People often ask me what’s the difference between a typical virus and a retrovirus.
The answer is simple.
Many viruses are composed of DNA.
A retrovirus is composed of RNA.
But wait, you say to yourself, aren’t ….. all living things based on DNA?
The answer is yes, they are.
While nobody knows the answer, the current thinking is that RNA must have been a precursor to DNA, used by the most primitive organisms at the very dawn of life on our planet. Nature, in her unparalleled efficiency, uses nucleic acid building blocks RNA in DNA for essentially all organisms, but those pathogens that are made of RNA, like retroviruses, need an enzyme to transform their RNA into DNA and insert itself into the hosts’ DNA blueprint in order for the virus to survive. A retrovirus cannot live or replicate without using the machinery of the host cell.
The enzyme retroviruses use to change their RNA into DNA is called reverse transcriptase. I consider the presence of reverse transcriptase in a disease to be … smoking gun evidence of a retrovirus being involved.
If you’re a retrovirus, there’s just one thing about reverse transcriptase.
It’s an inefficient enzyme for copying your genetic code.
Reverse transcriptase is prone to copying errors, causing retroviruses to easily mutate into viruses with wildly different genetic profiles. That means there can be large variations between different strains of a single type of retrovirus.
This trait of retroviruses made many scientists believe they could never cause much harm to humans because they seemed to be, well, unstable……Most have dismissed them as non-infectious junk DNA. Retroviruses seemed like some biological relic of our far distant past..
HIV-AIDS was a wake-up call to the danger of retroviruses, showing they could be just as dangerous as a typical virus.
HIV killed relatively quickly for a retrovirus. XMRV’s disabled, keeping their hosts alive, but in a state where they could generally not regain their health. (Chronic Fatigue/ME)
Let me break it down for you….when you mix animal and human tissue, there’s a risk that infectious agents present in the animals may cross over into human cells. The viruses were likely dormant in the animal, but when put into humans, they may wake up and become active. We could also say there’s a risk that human pathogens could cross over into animal cells. What we’re doing is breaking down the barriers nature has erected so that the pathogens of one species cannot be easily transferred to humanity and vice versa. ….
Retroviruses can affect you in ways that are different from those normally associated with your typical virus.
Transmission is ‘silent’, meaning your body’s immune system is not alerted to fight this invader. The pathogen could be said to be ‘stealth’ like a B-1 bomber…
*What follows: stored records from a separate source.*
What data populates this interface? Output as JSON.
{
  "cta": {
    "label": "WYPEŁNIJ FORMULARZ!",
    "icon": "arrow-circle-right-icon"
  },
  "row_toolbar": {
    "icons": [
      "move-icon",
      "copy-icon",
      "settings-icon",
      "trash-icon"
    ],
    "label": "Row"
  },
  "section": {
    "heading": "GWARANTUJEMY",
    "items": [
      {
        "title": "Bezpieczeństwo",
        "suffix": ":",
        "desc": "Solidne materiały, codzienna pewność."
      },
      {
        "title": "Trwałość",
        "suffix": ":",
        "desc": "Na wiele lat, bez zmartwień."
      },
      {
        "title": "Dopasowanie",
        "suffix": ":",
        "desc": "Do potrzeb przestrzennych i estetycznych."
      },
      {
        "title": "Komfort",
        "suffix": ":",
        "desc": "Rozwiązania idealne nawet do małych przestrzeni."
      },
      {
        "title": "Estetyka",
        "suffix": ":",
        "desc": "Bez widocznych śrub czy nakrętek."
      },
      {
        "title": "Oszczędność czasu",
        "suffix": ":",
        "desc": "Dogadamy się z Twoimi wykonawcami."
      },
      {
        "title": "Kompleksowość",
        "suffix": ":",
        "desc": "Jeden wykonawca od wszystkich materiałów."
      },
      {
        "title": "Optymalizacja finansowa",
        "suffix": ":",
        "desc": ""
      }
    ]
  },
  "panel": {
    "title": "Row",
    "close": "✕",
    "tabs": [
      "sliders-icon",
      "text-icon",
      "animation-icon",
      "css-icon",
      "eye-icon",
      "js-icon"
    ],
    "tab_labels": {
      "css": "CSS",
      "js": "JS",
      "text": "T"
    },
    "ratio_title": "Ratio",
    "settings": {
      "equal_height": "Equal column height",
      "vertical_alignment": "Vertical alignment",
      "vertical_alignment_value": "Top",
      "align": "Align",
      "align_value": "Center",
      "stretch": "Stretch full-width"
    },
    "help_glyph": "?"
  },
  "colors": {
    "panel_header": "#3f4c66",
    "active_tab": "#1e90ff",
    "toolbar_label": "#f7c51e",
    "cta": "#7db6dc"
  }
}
This led me to more fully question and understand the threat posed by using animal tissues in medical products. This applies to ……..vaccines …
Extracted from Plague Of Corruption. CHD Books. Dr Judy Mikowits/Kent Heckenlively/ foreward by Robert F Kennedy.